In light of the above research, we will further investigate those direct/indirect proofs [35] of Landauer’s principle to see whether it is just a direct consequence or restatement of the second law of thermodynamics (the information erasure results in a decreased entropy). This investigation is important and necessary no matter whether we still want to regard Landauer’s principle as fundamental as the second law of thermodynamics. We will also study whether it is possible to implement an erasable bit without thermodynamic cost by compressing phase space with dissipative dynamics [13, 38,39,, 39].

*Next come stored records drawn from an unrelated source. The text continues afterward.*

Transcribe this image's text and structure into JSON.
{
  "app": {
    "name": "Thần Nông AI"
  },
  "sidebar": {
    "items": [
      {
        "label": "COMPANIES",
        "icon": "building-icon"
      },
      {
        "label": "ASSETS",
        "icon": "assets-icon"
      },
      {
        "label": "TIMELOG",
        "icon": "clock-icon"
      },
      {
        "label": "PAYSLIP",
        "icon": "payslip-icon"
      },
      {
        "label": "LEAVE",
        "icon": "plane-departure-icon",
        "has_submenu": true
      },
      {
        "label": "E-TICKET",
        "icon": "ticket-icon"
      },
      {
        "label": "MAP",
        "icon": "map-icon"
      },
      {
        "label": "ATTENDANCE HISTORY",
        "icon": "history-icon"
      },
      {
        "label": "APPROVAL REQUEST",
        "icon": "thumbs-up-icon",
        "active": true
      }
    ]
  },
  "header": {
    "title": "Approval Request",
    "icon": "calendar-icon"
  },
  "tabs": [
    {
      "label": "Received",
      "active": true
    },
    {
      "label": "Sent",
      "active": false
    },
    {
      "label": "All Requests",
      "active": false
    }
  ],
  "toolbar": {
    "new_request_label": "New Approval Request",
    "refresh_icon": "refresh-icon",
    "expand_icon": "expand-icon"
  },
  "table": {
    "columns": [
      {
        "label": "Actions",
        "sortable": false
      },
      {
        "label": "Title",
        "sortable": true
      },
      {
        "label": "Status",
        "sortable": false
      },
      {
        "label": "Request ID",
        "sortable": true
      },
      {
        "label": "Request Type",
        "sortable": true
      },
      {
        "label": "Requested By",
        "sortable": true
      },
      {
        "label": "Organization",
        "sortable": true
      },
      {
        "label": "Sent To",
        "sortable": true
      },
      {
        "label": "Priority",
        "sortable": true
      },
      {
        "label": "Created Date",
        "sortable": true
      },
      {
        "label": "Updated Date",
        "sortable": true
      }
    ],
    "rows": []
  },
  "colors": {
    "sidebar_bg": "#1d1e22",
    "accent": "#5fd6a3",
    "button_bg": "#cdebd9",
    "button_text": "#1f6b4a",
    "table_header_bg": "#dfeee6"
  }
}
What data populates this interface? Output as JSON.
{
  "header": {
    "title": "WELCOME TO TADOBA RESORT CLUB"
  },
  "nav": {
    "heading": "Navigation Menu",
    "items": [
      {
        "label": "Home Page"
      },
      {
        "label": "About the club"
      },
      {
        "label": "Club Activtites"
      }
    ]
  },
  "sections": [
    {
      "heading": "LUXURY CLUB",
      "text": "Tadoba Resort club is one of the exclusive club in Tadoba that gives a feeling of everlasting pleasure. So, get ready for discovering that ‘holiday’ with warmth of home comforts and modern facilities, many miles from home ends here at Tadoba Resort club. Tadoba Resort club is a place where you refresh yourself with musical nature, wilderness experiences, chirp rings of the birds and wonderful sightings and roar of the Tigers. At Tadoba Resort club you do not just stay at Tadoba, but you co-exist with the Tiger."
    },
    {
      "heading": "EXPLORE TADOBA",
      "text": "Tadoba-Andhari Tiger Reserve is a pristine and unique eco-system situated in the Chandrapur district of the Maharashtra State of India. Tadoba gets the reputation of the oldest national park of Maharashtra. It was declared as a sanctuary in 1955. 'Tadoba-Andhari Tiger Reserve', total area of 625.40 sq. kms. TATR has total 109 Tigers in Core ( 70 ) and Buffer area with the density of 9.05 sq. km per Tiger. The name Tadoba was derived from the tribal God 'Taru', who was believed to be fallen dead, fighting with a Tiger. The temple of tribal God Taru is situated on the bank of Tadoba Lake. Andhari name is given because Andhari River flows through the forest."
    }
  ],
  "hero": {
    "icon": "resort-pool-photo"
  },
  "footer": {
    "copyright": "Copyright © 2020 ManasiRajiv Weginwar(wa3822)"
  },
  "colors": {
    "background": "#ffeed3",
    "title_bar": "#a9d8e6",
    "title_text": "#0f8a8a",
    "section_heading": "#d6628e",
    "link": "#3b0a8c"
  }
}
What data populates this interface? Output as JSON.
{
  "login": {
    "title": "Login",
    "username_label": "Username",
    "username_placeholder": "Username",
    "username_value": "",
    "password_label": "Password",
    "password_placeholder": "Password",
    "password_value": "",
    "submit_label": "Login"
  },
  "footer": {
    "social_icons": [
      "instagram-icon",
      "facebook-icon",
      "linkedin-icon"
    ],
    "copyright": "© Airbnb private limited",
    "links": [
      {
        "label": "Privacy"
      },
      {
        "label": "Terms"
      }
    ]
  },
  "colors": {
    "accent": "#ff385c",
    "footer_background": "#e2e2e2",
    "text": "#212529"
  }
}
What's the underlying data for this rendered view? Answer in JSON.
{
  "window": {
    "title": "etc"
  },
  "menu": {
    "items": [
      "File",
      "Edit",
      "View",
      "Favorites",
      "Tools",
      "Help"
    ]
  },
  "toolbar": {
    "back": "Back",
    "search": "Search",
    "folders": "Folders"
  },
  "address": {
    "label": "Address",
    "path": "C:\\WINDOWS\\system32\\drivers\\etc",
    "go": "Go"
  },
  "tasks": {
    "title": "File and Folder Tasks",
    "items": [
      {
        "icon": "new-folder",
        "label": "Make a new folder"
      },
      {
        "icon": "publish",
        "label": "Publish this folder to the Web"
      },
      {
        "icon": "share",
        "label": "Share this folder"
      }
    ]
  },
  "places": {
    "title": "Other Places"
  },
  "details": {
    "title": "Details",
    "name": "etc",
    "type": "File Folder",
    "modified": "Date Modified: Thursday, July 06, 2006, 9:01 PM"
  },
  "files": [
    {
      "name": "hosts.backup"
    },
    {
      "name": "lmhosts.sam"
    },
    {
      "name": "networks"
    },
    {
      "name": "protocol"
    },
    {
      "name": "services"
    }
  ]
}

In spite of plenty of mysteries with Landauer’s bound, we may have to presume its demise based on our study (the bound is no longer the smallest amount of energy of erasing a spin qubit) and the concerns (something is fundamentally awry in the literature based on unsound, incoherent foundations/principles/methods/frameworks) expressed by other researchers [28, 29, 31, 33,34,35, 37]. As well as having significant practical importance, understanding the fundamental limits on what we can achieve with our computing machines [24] is nothing less than understanding the limits of the world in which we live and preparing for revolutions, such as post-quantum computing-paradigm-shifts.